What this task involves: Pictures aside, can you reproduce the records word for word?
[Extracted data]
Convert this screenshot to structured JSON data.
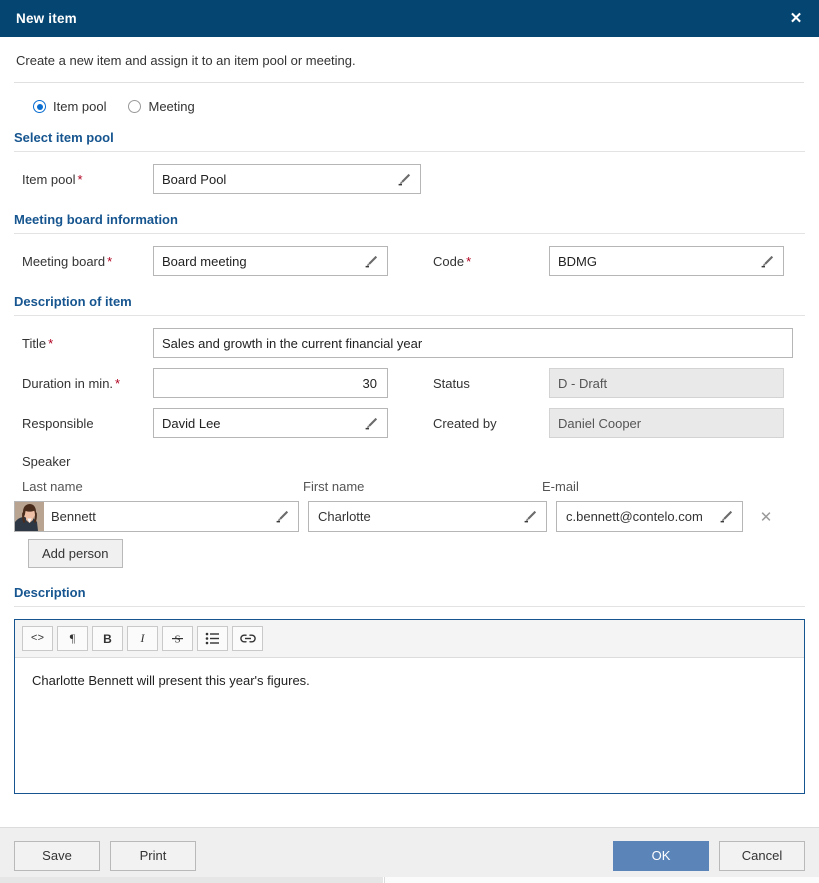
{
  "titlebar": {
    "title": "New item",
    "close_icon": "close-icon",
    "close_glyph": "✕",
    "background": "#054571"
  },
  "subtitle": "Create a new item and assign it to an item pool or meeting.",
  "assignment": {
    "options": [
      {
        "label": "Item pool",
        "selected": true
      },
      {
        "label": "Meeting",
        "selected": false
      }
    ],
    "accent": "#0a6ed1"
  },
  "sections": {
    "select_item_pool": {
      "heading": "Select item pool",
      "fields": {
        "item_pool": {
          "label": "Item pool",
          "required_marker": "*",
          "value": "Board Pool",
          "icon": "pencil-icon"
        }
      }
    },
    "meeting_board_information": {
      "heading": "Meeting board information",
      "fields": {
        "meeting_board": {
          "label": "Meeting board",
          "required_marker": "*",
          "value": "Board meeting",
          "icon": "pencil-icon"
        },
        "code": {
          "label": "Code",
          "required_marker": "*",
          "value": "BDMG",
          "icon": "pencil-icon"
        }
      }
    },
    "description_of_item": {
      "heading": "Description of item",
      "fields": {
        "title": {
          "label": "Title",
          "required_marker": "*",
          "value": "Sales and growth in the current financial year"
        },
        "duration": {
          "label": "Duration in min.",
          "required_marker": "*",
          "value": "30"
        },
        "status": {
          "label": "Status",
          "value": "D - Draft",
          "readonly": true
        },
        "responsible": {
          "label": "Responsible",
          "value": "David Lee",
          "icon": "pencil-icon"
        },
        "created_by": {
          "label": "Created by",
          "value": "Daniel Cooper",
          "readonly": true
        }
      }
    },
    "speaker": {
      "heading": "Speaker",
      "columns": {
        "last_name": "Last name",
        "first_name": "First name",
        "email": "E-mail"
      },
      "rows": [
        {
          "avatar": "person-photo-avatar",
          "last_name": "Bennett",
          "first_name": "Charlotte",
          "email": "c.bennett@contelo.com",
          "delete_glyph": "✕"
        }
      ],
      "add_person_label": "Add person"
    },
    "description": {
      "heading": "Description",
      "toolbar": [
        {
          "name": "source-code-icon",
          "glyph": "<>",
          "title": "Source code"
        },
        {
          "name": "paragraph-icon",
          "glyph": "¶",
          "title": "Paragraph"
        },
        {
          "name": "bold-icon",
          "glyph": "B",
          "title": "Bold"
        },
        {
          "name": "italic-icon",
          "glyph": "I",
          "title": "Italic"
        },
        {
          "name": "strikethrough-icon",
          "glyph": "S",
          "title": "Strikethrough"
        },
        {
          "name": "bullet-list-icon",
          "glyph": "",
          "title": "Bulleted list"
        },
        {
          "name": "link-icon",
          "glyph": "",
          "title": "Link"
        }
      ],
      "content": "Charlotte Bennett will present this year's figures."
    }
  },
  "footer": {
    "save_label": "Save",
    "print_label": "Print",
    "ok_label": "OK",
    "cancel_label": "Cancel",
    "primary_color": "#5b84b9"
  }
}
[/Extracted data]
Answer to this problem:
Convert this screenshot to structured JSON data.
{
  "titlebar": {
    "title": "New item",
    "close_icon": "close-icon",
    "close_glyph": "✕",
    "background": "#054571"
  },
  "subtitle": "Create a new item and assign it to an item pool or meeting.",
  "assignment": {
    "options": [
      {
        "label": "Item pool",
        "selected": true
      },
      {
        "label": "Meeting",
        "selected": false
      }
    ],
    "accent": "#0a6ed1"
  },
  "sections": {
    "select_item_pool": {
      "heading": "Select item pool",
      "fields": {
        "item_pool": {
          "label": "Item pool",
          "required_marker": "*",
          "value": "Board Pool",
          "icon": "pencil-icon"
        }
      }
    },
    "meeting_board_information": {
      "heading": "Meeting board information",
      "fields": {
        "meeting_board": {
          "label": "Meeting board",
          "required_marker": "*",
          "value": "Board meeting",
          "icon": "pencil-icon"
        },
        "code": {
          "label": "Code",
          "required_marker": "*",
          "value": "BDMG",
          "icon": "pencil-icon"
        }
      }
    },
    "description_of_item": {
      "heading": "Description of item",
      "fields": {
        "title": {
          "label": "Title",
          "required_marker": "*",
          "value": "Sales and growth in the current financial year"
        },
        "duration": {
          "label": "Duration in min.",
          "required_marker": "*",
          "value": "30"
        },
        "status": {
          "label": "Status",
          "value": "D - Draft",
          "readonly": true
        },
        "responsible": {
          "label": "Responsible",
          "value": "David Lee",
          "icon": "pencil-icon"
        },
        "created_by": {
          "label": "Created by",
          "value": "Daniel Cooper",
          "readonly": true
        }
      }
    },
    "speaker": {
      "heading": "Speaker",
      "columns": {
        "last_name": "Last name",
        "first_name": "First name",
        "email": "E-mail"
      },
      "rows": [
        {
          "avatar": "person-photo-avatar",
          "last_name": "Bennett",
          "first_name": "Charlotte",
          "email": "c.bennett@contelo.com",
          "delete_glyph": "✕"
        }
      ],
      "add_person_label": "Add person"
    },
    "description": {
      "heading": "Description",
      "toolbar": [
        {
          "name": "source-code-icon",
          "glyph": "<>",
          "title": "Source code"
        },
        {
          "name": "paragraph-icon",
          "glyph": "¶",
          "title": "Paragraph"
        },
        {
          "name": "bold-icon",
          "glyph": "B",
          "title": "Bold"
        },
        {
          "name": "italic-icon",
          "glyph": "I",
          "title": "Italic"
        },
        {
          "name": "strikethrough-icon",
          "glyph": "S",
          "title": "Strikethrough"
        },
        {
          "name": "bullet-list-icon",
          "glyph": "",
          "title": "Bulleted list"
        },
        {
          "name": "link-icon",
          "glyph": "",
          "title": "Link"
        }
      ],
      "content": "Charlotte Bennett will present this year's figures."
    }
  },
  "footer": {
    "save_label": "Save",
    "print_label": "Print",
    "ok_label": "OK",
    "cancel_label": "Cancel",
    "primary_color": "#5b84b9"
  }
}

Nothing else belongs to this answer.